---------- Provided records
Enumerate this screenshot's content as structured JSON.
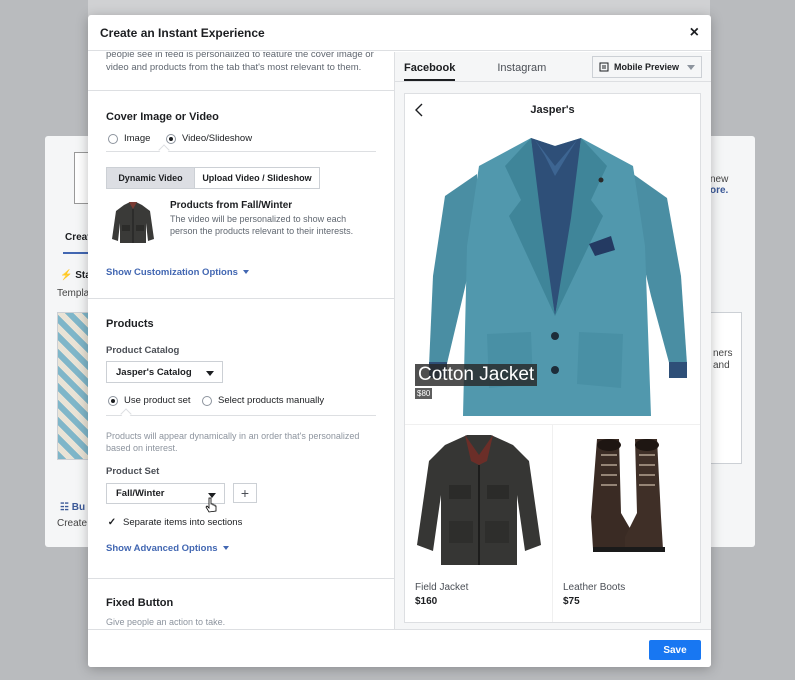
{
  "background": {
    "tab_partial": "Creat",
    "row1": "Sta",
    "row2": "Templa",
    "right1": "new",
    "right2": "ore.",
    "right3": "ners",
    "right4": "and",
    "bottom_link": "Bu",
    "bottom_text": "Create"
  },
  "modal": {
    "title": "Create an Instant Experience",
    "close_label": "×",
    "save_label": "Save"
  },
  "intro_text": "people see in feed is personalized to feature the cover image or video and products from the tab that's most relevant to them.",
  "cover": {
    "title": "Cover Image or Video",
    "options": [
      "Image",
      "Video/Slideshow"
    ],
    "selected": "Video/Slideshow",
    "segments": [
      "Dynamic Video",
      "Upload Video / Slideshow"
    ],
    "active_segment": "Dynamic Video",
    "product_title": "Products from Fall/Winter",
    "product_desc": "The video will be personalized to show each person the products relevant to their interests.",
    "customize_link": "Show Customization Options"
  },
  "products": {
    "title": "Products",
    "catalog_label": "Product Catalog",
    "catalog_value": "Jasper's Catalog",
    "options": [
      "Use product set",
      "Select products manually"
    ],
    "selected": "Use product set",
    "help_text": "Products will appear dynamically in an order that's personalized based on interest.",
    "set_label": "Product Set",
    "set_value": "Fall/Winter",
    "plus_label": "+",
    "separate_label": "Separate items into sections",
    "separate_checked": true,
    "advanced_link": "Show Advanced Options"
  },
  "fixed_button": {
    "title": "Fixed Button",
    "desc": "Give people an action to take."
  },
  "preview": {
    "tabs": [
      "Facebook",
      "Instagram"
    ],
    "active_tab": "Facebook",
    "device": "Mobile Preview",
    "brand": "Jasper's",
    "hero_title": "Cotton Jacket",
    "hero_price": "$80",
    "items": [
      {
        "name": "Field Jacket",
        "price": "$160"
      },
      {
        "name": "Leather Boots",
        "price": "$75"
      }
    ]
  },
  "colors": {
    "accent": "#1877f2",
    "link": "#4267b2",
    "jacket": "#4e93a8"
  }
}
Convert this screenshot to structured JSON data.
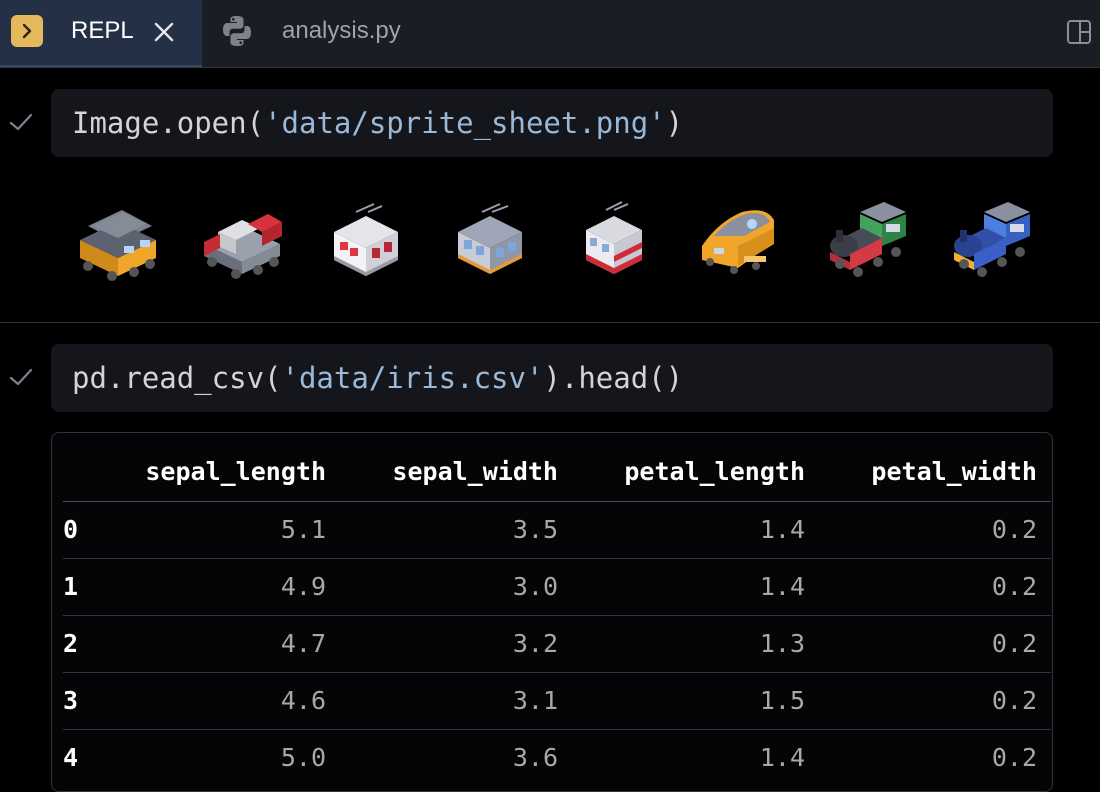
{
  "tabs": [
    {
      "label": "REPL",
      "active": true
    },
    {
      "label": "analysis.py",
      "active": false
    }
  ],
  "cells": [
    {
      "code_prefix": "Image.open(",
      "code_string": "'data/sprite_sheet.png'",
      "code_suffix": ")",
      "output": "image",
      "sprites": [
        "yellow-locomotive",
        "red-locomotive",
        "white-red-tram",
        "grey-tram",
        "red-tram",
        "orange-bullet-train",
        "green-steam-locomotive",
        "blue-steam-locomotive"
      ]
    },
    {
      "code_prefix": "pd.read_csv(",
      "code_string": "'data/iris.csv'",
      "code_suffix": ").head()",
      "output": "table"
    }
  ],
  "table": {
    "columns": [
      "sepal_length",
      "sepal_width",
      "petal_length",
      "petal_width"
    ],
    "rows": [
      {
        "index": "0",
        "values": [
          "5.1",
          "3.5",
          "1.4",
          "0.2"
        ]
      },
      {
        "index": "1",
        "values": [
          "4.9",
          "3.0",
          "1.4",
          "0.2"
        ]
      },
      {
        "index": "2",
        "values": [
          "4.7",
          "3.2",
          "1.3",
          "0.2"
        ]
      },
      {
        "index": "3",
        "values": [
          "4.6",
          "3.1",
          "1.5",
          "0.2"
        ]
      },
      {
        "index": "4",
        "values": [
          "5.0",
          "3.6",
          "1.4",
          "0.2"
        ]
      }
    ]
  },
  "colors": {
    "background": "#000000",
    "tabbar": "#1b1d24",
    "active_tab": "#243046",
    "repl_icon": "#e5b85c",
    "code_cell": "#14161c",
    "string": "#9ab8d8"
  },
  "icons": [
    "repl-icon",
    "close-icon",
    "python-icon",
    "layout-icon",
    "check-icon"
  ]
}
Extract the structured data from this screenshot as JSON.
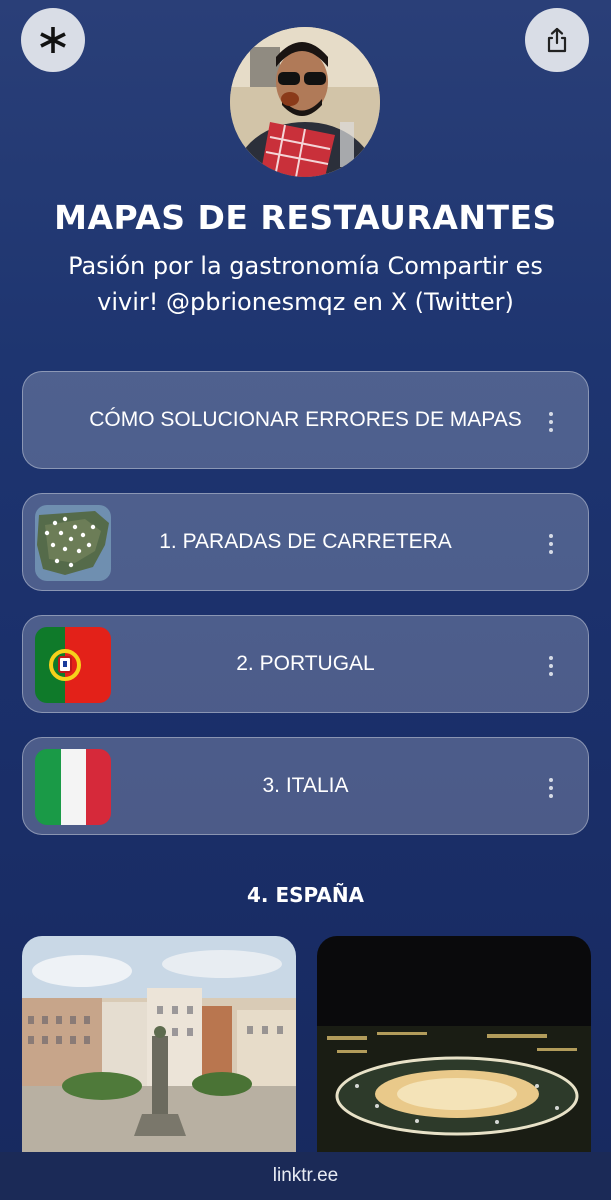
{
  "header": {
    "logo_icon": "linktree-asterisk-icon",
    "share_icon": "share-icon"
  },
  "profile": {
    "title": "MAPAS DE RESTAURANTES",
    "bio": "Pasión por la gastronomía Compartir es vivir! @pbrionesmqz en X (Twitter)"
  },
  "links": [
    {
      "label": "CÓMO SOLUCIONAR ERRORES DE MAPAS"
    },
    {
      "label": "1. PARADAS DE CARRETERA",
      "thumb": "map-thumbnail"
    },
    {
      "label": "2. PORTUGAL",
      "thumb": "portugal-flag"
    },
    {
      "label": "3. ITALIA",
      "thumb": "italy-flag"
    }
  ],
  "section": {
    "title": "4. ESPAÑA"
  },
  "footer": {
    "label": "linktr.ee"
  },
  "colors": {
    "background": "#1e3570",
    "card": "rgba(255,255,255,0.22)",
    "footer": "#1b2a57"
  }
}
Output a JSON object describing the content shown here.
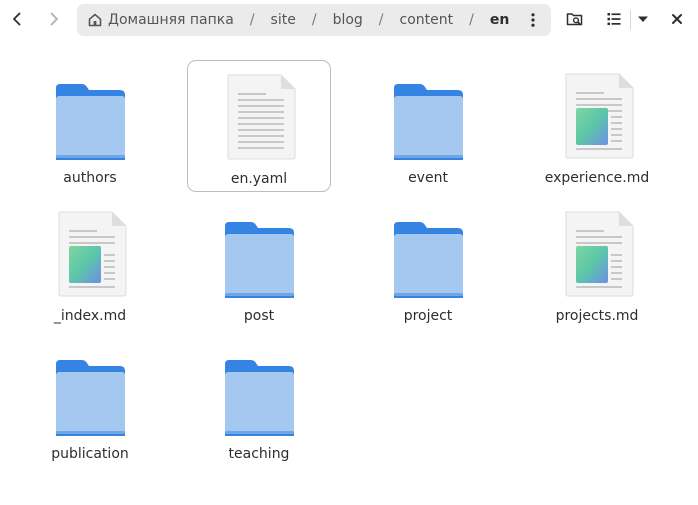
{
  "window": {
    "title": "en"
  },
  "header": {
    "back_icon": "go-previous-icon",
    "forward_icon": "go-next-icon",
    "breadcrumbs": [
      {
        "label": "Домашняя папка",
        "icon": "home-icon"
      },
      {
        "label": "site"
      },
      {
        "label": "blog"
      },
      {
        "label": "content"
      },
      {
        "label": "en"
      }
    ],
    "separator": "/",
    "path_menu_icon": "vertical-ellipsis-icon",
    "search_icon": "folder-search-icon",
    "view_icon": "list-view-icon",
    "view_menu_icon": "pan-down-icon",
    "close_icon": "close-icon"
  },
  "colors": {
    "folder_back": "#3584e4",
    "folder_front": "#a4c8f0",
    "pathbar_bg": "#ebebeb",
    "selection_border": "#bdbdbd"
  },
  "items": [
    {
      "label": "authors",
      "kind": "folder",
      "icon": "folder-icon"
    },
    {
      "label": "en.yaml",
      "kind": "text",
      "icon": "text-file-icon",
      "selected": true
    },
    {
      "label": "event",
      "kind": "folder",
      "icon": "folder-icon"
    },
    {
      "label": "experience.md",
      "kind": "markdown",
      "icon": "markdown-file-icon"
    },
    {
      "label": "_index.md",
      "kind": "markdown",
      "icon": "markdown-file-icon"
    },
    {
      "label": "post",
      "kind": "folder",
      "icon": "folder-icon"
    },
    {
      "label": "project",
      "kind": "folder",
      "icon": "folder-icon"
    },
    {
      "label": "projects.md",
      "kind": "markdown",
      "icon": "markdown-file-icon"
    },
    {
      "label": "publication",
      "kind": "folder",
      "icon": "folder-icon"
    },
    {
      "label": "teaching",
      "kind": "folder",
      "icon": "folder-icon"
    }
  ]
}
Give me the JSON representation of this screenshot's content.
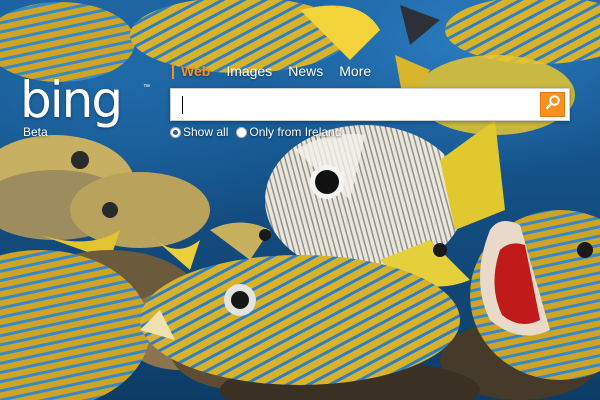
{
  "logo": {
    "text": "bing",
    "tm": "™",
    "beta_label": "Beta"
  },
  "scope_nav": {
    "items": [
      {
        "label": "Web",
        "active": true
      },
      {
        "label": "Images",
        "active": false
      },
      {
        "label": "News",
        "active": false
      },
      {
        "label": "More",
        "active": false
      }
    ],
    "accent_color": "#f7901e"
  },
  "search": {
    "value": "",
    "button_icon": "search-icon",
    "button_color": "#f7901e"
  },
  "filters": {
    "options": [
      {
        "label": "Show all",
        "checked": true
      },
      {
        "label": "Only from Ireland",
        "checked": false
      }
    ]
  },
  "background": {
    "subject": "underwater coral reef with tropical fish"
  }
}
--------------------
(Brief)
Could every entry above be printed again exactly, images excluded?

(Response below)
Enumerate this screenshot's content as structured JSON.
{
  "background": {
    "tab_partial": "Creat",
    "row1": "Sta",
    "row2": "Templa",
    "right1": "new",
    "right2": "ore.",
    "right3": "ners",
    "right4": "and",
    "bottom_link": "Bu",
    "bottom_text": "Create"
  },
  "modal": {
    "title": "Create an Instant Experience",
    "close_label": "×",
    "save_label": "Save"
  },
  "intro_text": "people see in feed is personalized to feature the cover image or video and products from the tab that's most relevant to them.",
  "cover": {
    "title": "Cover Image or Video",
    "options": [
      "Image",
      "Video/Slideshow"
    ],
    "selected": "Video/Slideshow",
    "segments": [
      "Dynamic Video",
      "Upload Video / Slideshow"
    ],
    "active_segment": "Dynamic Video",
    "product_title": "Products from Fall/Winter",
    "product_desc": "The video will be personalized to show each person the products relevant to their interests.",
    "customize_link": "Show Customization Options"
  },
  "products": {
    "title": "Products",
    "catalog_label": "Product Catalog",
    "catalog_value": "Jasper's Catalog",
    "options": [
      "Use product set",
      "Select products manually"
    ],
    "selected": "Use product set",
    "help_text": "Products will appear dynamically in an order that's personalized based on interest.",
    "set_label": "Product Set",
    "set_value": "Fall/Winter",
    "plus_label": "+",
    "separate_label": "Separate items into sections",
    "separate_checked": true,
    "advanced_link": "Show Advanced Options"
  },
  "fixed_button": {
    "title": "Fixed Button",
    "desc": "Give people an action to take."
  },
  "preview": {
    "tabs": [
      "Facebook",
      "Instagram"
    ],
    "active_tab": "Facebook",
    "device": "Mobile Preview",
    "brand": "Jasper's",
    "hero_title": "Cotton Jacket",
    "hero_price": "$80",
    "items": [
      {
        "name": "Field Jacket",
        "price": "$160"
      },
      {
        "name": "Leather Boots",
        "price": "$75"
      }
    ]
  },
  "colors": {
    "accent": "#1877f2",
    "link": "#4267b2",
    "jacket": "#4e93a8"
  }
}
Convert this screenshot to structured JSON data.
{
  "tabs": [
    {
      "label": "REPL",
      "active": true
    },
    {
      "label": "analysis.py",
      "active": false
    }
  ],
  "cells": [
    {
      "code_prefix": "Image.open(",
      "code_string": "'data/sprite_sheet.png'",
      "code_suffix": ")",
      "output": "image",
      "sprites": [
        "yellow-locomotive",
        "red-locomotive",
        "white-red-tram",
        "grey-tram",
        "red-tram",
        "orange-bullet-train",
        "green-steam-locomotive",
        "blue-steam-locomotive"
      ]
    },
    {
      "code_prefix": "pd.read_csv(",
      "code_string": "'data/iris.csv'",
      "code_suffix": ").head()",
      "output": "table"
    }
  ],
  "table": {
    "columns": [
      "sepal_length",
      "sepal_width",
      "petal_length",
      "petal_width"
    ],
    "rows": [
      {
        "index": "0",
        "values": [
          "5.1",
          "3.5",
          "1.4",
          "0.2"
        ]
      },
      {
        "index": "1",
        "values": [
          "4.9",
          "3.0",
          "1.4",
          "0.2"
        ]
      },
      {
        "index": "2",
        "values": [
          "4.7",
          "3.2",
          "1.3",
          "0.2"
        ]
      },
      {
        "index": "3",
        "values": [
          "4.6",
          "3.1",
          "1.5",
          "0.2"
        ]
      },
      {
        "index": "4",
        "values": [
          "5.0",
          "3.6",
          "1.4",
          "0.2"
        ]
      }
    ]
  },
  "colors": {
    "background": "#000000",
    "tabbar": "#1b1d24",
    "active_tab": "#243046",
    "repl_icon": "#e5b85c",
    "code_cell": "#14161c",
    "string": "#9ab8d8"
  },
  "icons": [
    "repl-icon",
    "close-icon",
    "python-icon",
    "layout-icon",
    "check-icon"
  ]
}
Extract the structured data from this screenshot as JSON.
{
  "header": {
    "logo_icon": "linktree-asterisk-icon",
    "share_icon": "share-icon"
  },
  "profile": {
    "title": "MAPAS DE RESTAURANTES",
    "bio": "Pasión por la gastronomía Compartir es vivir! @pbrionesmqz en X (Twitter)"
  },
  "links": [
    {
      "label": "CÓMO SOLUCIONAR ERRORES DE MAPAS"
    },
    {
      "label": "1. PARADAS DE CARRETERA",
      "thumb": "map-thumbnail"
    },
    {
      "label": "2. PORTUGAL",
      "thumb": "portugal-flag"
    },
    {
      "label": "3. ITALIA",
      "thumb": "italy-flag"
    }
  ],
  "section": {
    "title": "4. ESPAÑA"
  },
  "footer": {
    "label": "linktr.ee"
  },
  "colors": {
    "background": "#1e3570",
    "card": "rgba(255,255,255,0.22)",
    "footer": "#1b2a57"
  }
}
Output a JSON object describing the content shown here.
{
  "window": {
    "title": "en"
  },
  "header": {
    "back_icon": "go-previous-icon",
    "forward_icon": "go-next-icon",
    "breadcrumbs": [
      {
        "label": "Домашняя папка",
        "icon": "home-icon"
      },
      {
        "label": "site"
      },
      {
        "label": "blog"
      },
      {
        "label": "content"
      },
      {
        "label": "en"
      }
    ],
    "separator": "/",
    "path_menu_icon": "vertical-ellipsis-icon",
    "search_icon": "folder-search-icon",
    "view_icon": "list-view-icon",
    "view_menu_icon": "pan-down-icon",
    "close_icon": "close-icon"
  },
  "colors": {
    "folder_back": "#3584e4",
    "folder_front": "#a4c8f0",
    "pathbar_bg": "#ebebeb",
    "selection_border": "#bdbdbd"
  },
  "items": [
    {
      "label": "authors",
      "kind": "folder",
      "icon": "folder-icon"
    },
    {
      "label": "en.yaml",
      "kind": "text",
      "icon": "text-file-icon",
      "selected": true
    },
    {
      "label": "event",
      "kind": "folder",
      "icon": "folder-icon"
    },
    {
      "label": "experience.md",
      "kind": "markdown",
      "icon": "markdown-file-icon"
    },
    {
      "label": "_index.md",
      "kind": "markdown",
      "icon": "markdown-file-icon"
    },
    {
      "label": "post",
      "kind": "folder",
      "icon": "folder-icon"
    },
    {
      "label": "project",
      "kind": "folder",
      "icon": "folder-icon"
    },
    {
      "label": "projects.md",
      "kind": "markdown",
      "icon": "markdown-file-icon"
    },
    {
      "label": "publication",
      "kind": "folder",
      "icon": "folder-icon"
    },
    {
      "label": "teaching",
      "kind": "folder",
      "icon": "folder-icon"
    }
  ]
}
Give me the JSON representation of this screenshot's content.
{
  "logo": {
    "text": "bing",
    "tm": "™",
    "beta_label": "Beta"
  },
  "scope_nav": {
    "items": [
      {
        "label": "Web",
        "active": true
      },
      {
        "label": "Images",
        "active": false
      },
      {
        "label": "News",
        "active": false
      },
      {
        "label": "More",
        "active": false
      }
    ],
    "accent_color": "#f7901e"
  },
  "search": {
    "value": "",
    "button_icon": "search-icon",
    "button_color": "#f7901e"
  },
  "filters": {
    "options": [
      {
        "label": "Show all",
        "checked": true
      },
      {
        "label": "Only from Ireland",
        "checked": false
      }
    ]
  },
  "background": {
    "subject": "underwater coral reef with tropical fish"
  }
}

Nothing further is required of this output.